Palgrave Handbook Black British dance

Adesola Akinleye (lead editor), Sandie Bourne, Julia Cheng Beverly Glean, Louise Katerega, Hopal Romans

Contributors timeline: 

Abstracts are due by November 1st 2023. Selected authors will be notified by November 25th 2023. Completed chapters will due March 26th 2024. (Autumn 2024 authors would respond to feedback and submit final chapters) . Chapters should be between 5,000 – 7,000 words. 

Contact email:

Call to contribute: 

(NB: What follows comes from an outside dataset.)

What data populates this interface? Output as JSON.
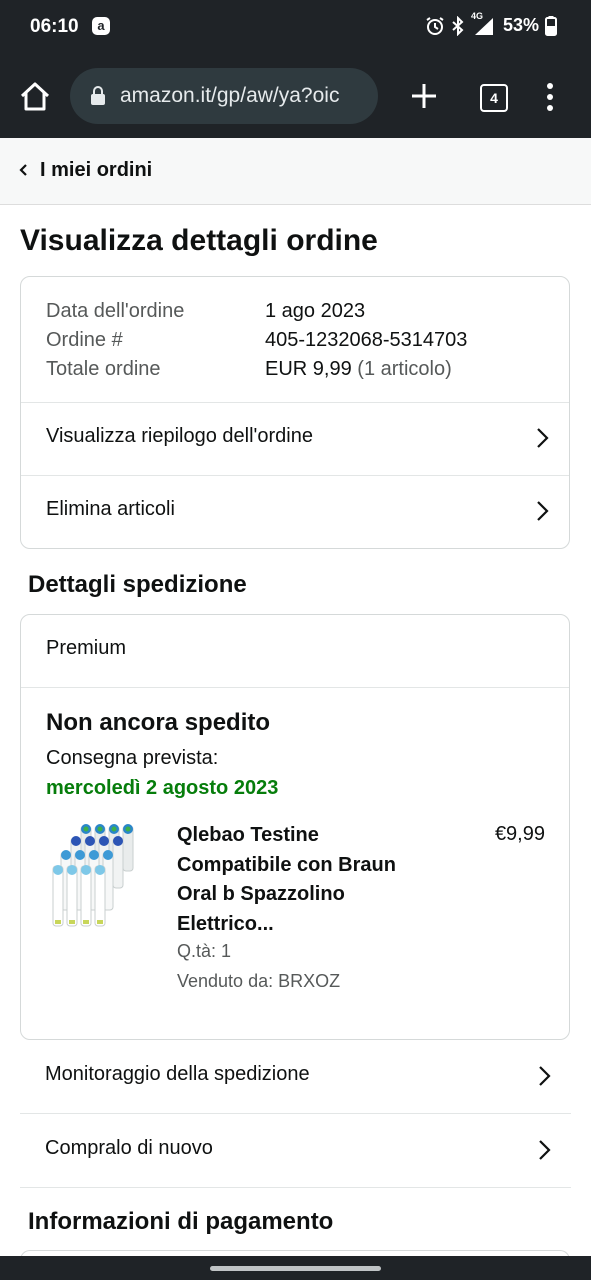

 The (A) Palgrave Handbook of Black British Dance will be a collection of a diverse array of perspectives, and histories that engage with the notion of Black-ness British-ness and dance. As editors, we acknowledge many dancers born in Britain, living in Britain, and born of British colonies have been overlooked in terms of published material about British Dance. This constitutes a lack of resources and documentation of Black-ness, its presence, impact, and contribution, within British dance history and dance practices. The book aims to offer a starting point for those interested in the topic. The Introduction will signpost the reader to other sources as well as provide a comprehensive overview of companies, artists, events, and artworks that compose a foundational overview of Black British dance.

As such the book gathers chapters that center Black-ness in the multi-cultural landscape of British dance. The book aims to fill gaps in narratives of dance histories, dance development, and dance innovation from a British perspective. The book engages with Black-ness as a diasporic identity with chapters about artists that have contributed to the landscape of British arts from a range of backgrounds including immigrants from, and the descendants of those from the Caribbean, the continent of Africa, Africa, and Asia, and British artists living aboard. 

Just as Black Britishness offers a wide scope so too does the notion of dance itself. The book will presents chapters from a selected range of dance forms – ballet, contemporary dance, youth dance, participatory dance, jazz, West African forms, Caribbean forms, and Hip Hop. The editors note that for many artists these dance form classifications do not encapsulate their practice. In a sense, these dance categories are part of the apparatus for the invisibilization of Black artists in Britain. However, the book uses an organizing structure that allows the reader to start with these familiar Euro-centric terms and across each of the sections of the book become exposed to how Black artists have negotiated, recreated, and innovated between the terms.  

As a handbook, the goal of the collection is to offer the reader an insight into the vast range of artists and artworks that could sit under the title of Black British dance. Thus given a grounding across some parts of the field the reader is given a starting place for further discovery and inquiry into the notion of Black-ness, British-ness, and dance; as well as the rich history and artworks that notion can umbrella. As such the book aims to bridge gaps between the limited existing literature on the topic of Black dance from a British perspective. 

We also welcome co-authored works, particularly those in partnership with choreographers, practitioners, pedagogues, scholars and other creative interpretations of the theme.

 Sections will include:

  • The Youth Dancing 

  • Dancing African and Caribbean Identities

  • Claiming dance spaces

  • Innovation in the field of dance and speaking to the 20th and 21st Centuries  

  • Ballet while Black

  • Dance and kinship, dancing bonds  (Hip Hop)

  • Dance and building community (Participatory Dance)

Abstracts are due by November 1st, 2023. Selected authors will be notified by November 25th, 2023. Completed chapters will be due March 26th, 2024. (Autumn 2024 authors would respond to feedback and submit final chapters) . Chapters should be between 5,000 – 7,000 words.